As a third example of the harm done by these governmental interferences in a market economy, consider housing, Rent controls do great injury to us consumers in general but, more likely than not, they are especially damaging to persons who live in the price-controlled apartments.
The first and immediate effect of rent controls on housing is to stop the building of new houses and apartments for rent. That’s why there hasn’t been a single house or apartment building constructed by private investors at rent-controlled prices in New York City since those laws were imposed “temporarily” in 1942. The reason is simple: You and I, as reasonably prudent investors, will not voluntarily agree to build products that are obviously price-limited below the market in a situation that’s controlled by politicians. Those elected officials are well aware that “more tenants vote than landlords.” That fact also explains why those “temporary laws” are likely to remain with us until all the buildings controlled by them finally disappear—either literally or by conversion to more profitable categories.
In an attempt to increase housing in New York, Governor Thomas Dewey sponsored a law in 1954 to permit the owners of new apartments to charge market prices. While that did induce new construction of apartments for rent, the continuing rent controls on all pre-war apartments contributed greatly to the near-destruction of a once- great city. Here’s a personal story to show how it works.
When I first visited New York in 1937, the first bed I slept in was a sofa in the apartment of a friend living in the South Bronx. That area was a friendly and well-tended neighborhood with thousands of apartments, rented mostly to families with moderate incomes. I visited there again in 1948, after six years of rent controls. It was still a desirable neighborhood, but the deteriorating process had begun.
An inevitable companion of rent control is the decay of the buildings. The owners of those buildings act precisely as you and I always act with our own investments. We look for safety and a good return. And just as you and I would have done, the owners of those rent-controlled properties began to skimp on upkeep and to transfer back into a market economy whatever capital they could recover from gross income.
When that process became obvious, the tenants organized to keep the rents low and legally to compel the owners to paint and repair the buildings and to provide adequate heat during the winter. But turning to the law to force investors to spend their money uneconomically never works.

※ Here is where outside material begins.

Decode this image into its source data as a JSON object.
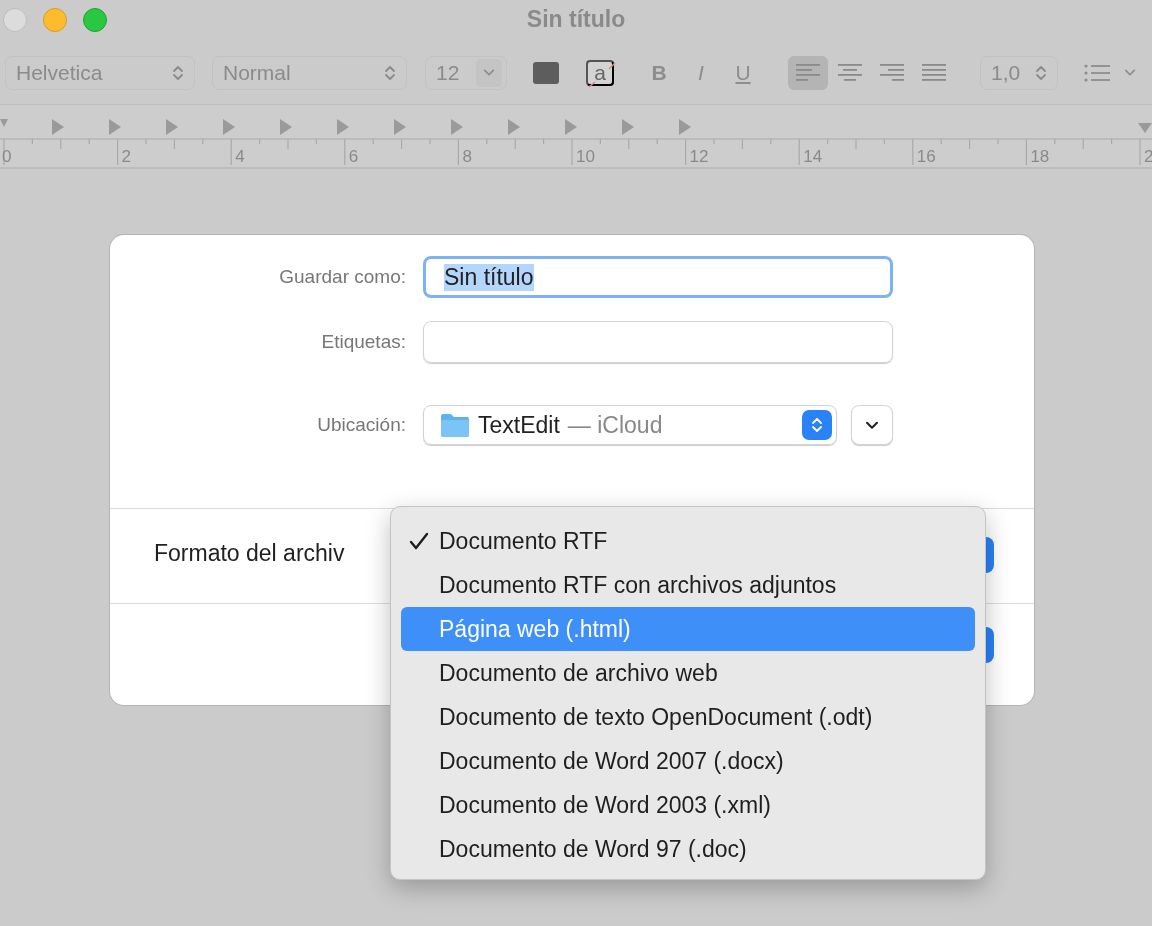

Since you and I don’t act that way, why do we expect the owners of rental buildings to act against their own self-interests?
In due course, the more desirable tenants began to move out of those deteriorating rent-controlled buildings in the South Bronx. Their places were increasingly taken by unemployed people existing on government welfare. That development soon induced almost all of the original tenants to move out.

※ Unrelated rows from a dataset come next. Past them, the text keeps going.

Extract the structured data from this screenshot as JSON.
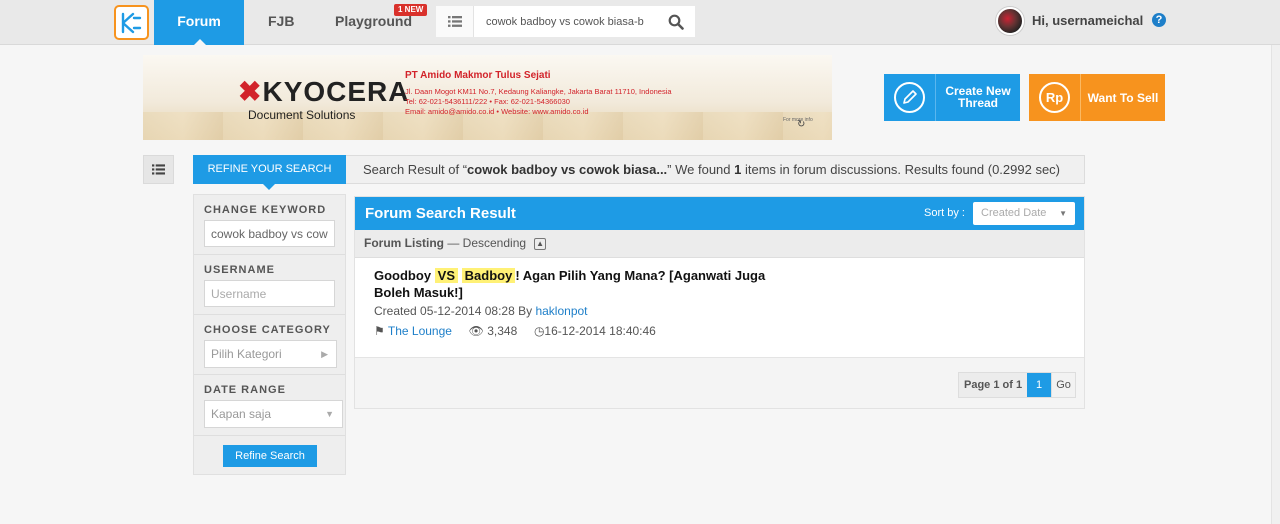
{
  "nav": {
    "forum": "Forum",
    "fjb": "FJB",
    "playground": "Playground",
    "new_badge": "1 NEW",
    "search_value": "cowok badboy vs cowok biasa-b",
    "greeting": "Hi, usernameichal",
    "help": "?"
  },
  "banner": {
    "brand": "KYOCERA",
    "division": "Document Solutions",
    "company": "PT Amido Makmor Tulus Sejati",
    "address": "Jl. Daan Mogot KM11 No.7, Kedaung Kaliangke, Jakarta Barat 11710, Indonesia",
    "phone": "Tel: 62-021-5436111/222  •  Fax: 62-021-54366030",
    "contact": "Email: amido@amido.co.id  •  Website: www.amido.co.id",
    "more": "For more info"
  },
  "actions": {
    "create_line1": "Create New",
    "create_line2": "Thread",
    "sell": "Want To Sell",
    "sell_icon_text": "Rp"
  },
  "refine": {
    "tab": "REFINE YOUR SEARCH",
    "info_prefix": "Search Result of “",
    "info_query": "cowok badboy vs cowok biasa...",
    "info_mid": "” We found ",
    "info_count": "1",
    "info_suffix": " items in forum discussions. Results found (0.2992 sec)"
  },
  "filters": {
    "keyword_label": "CHANGE KEYWORD",
    "keyword_value": "cowok badboy vs cowok biasa-badboy",
    "username_label": "USERNAME",
    "username_placeholder": "Username",
    "category_label": "CHOOSE CATEGORY",
    "category_value": "Pilih Kategori",
    "date_label": "DATE RANGE",
    "date_value": "Kapan saja",
    "submit": "Refine Search"
  },
  "results": {
    "title": "Forum Search Result",
    "sort_label": "Sort by :",
    "sort_value": "Created Date",
    "listing_label": "Forum Listing",
    "listing_order": " — Descending",
    "thread": {
      "title_pre": "Goodboy ",
      "hl1": "VS",
      "hl2": "Badboy",
      "title_post": "! Agan Pilih Yang Mana? [Aganwati Juga Boleh Masuk!]",
      "created_prefix": "Created 05-12-2014 08:28 By ",
      "author": "haklonpot",
      "category": "The Lounge",
      "views": "3,348",
      "last_post": "16-12-2014 18:40:46"
    },
    "pager": {
      "info": "Page 1 of 1",
      "current": "1",
      "go": "Go"
    }
  },
  "colors": {
    "primary": "#1e9be5",
    "accent": "#f7931e",
    "highlight": "#fff176"
  }
}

Rent control laws help nobody, perhaps least of all the tenants trapped by them. Even high-income tenants frequently remain in their present locations and thus forgo more desirable jobs because of the higher rents they would have to pay if they accepted the offer of a better job and moved to another city. Anyway, rent-controlled tenants in general are increasingly being dispossessed by the owners who convert their uneconomic rental buildings into cooperatives and condominiums in an effort to get a market return on their investments.

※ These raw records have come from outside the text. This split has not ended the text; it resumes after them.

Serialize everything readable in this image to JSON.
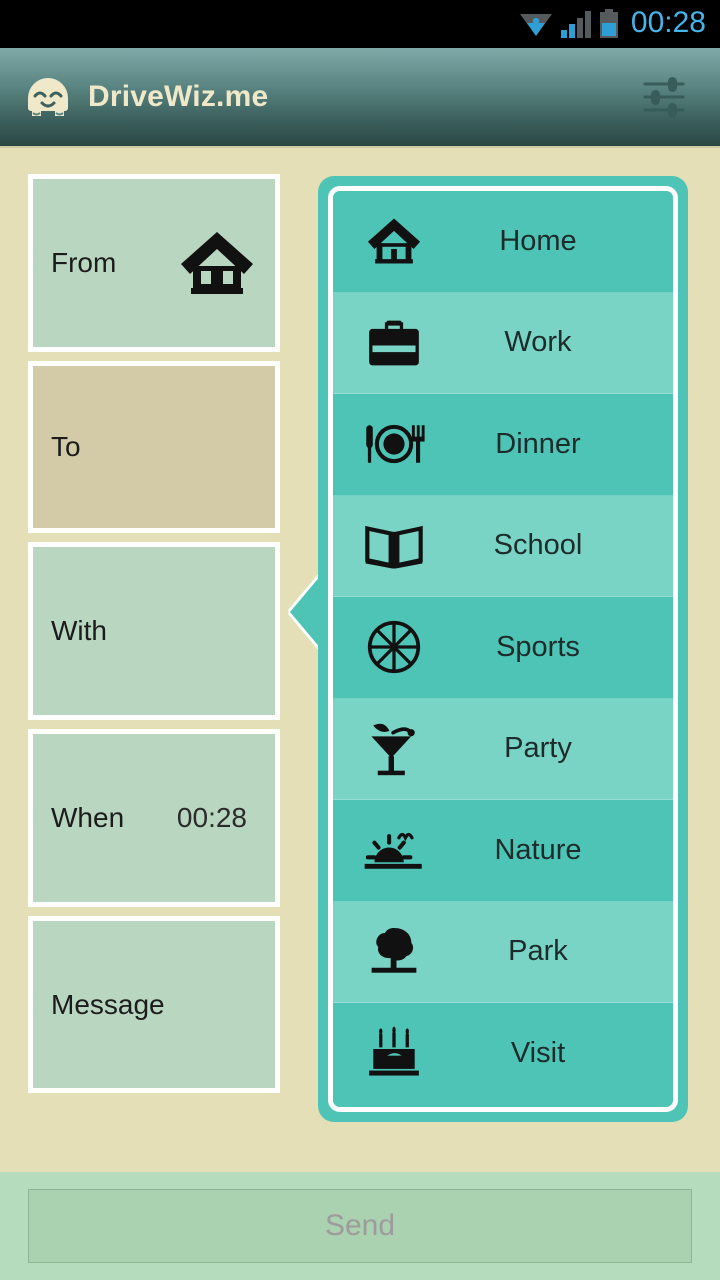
{
  "statusbar": {
    "time": "00:28",
    "icons": [
      "wifi-icon",
      "signal-icon",
      "battery-icon"
    ]
  },
  "appbar": {
    "title": "DriveWiz.me",
    "logo_icon": "drivewiz-car-face-logo",
    "settings_icon": "sliders-settings-icon"
  },
  "form": {
    "fields": [
      {
        "label": "From",
        "value": "",
        "icon": "home-icon",
        "selected": false
      },
      {
        "label": "To",
        "value": "",
        "icon": "",
        "selected": true
      },
      {
        "label": "With",
        "value": "",
        "icon": "",
        "selected": false
      },
      {
        "label": "When",
        "value": "00:28",
        "icon": "",
        "selected": false
      },
      {
        "label": "Message",
        "value": "",
        "icon": "",
        "selected": false
      }
    ]
  },
  "categories": {
    "items": [
      {
        "label": "Home",
        "icon": "home-icon"
      },
      {
        "label": "Work",
        "icon": "briefcase-icon"
      },
      {
        "label": "Dinner",
        "icon": "restaurant-icon"
      },
      {
        "label": "School",
        "icon": "open-book-icon"
      },
      {
        "label": "Sports",
        "icon": "basketball-icon"
      },
      {
        "label": "Party",
        "icon": "cocktail-icon"
      },
      {
        "label": "Nature",
        "icon": "sunrise-icon"
      },
      {
        "label": "Park",
        "icon": "tree-icon"
      },
      {
        "label": "Visit",
        "icon": "birthday-cake-icon"
      }
    ]
  },
  "bottom": {
    "send_label": "Send"
  },
  "colors": {
    "background": "#e4dfb6",
    "accent_teal": "#4ec4b6",
    "accent_teal_light": "#7ad4c6",
    "field_green": "#b9d6c1",
    "field_selected": "#d3caa8",
    "appbar_top": "#7fa9a8",
    "appbar_bottom": "#2b4744",
    "statusbar_clock": "#45b4e8",
    "bottombar": "#b5dcbc",
    "send_button": "#aad1b0",
    "send_text": "#9d9b9b"
  }
}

When we turn to government to stop the voluntary exchanging of goods and services that goes on among peaceful persons in a free market economy, the process does injury to all consumers, i.e., everybody, and often literally destroys the people who receive the government’s help.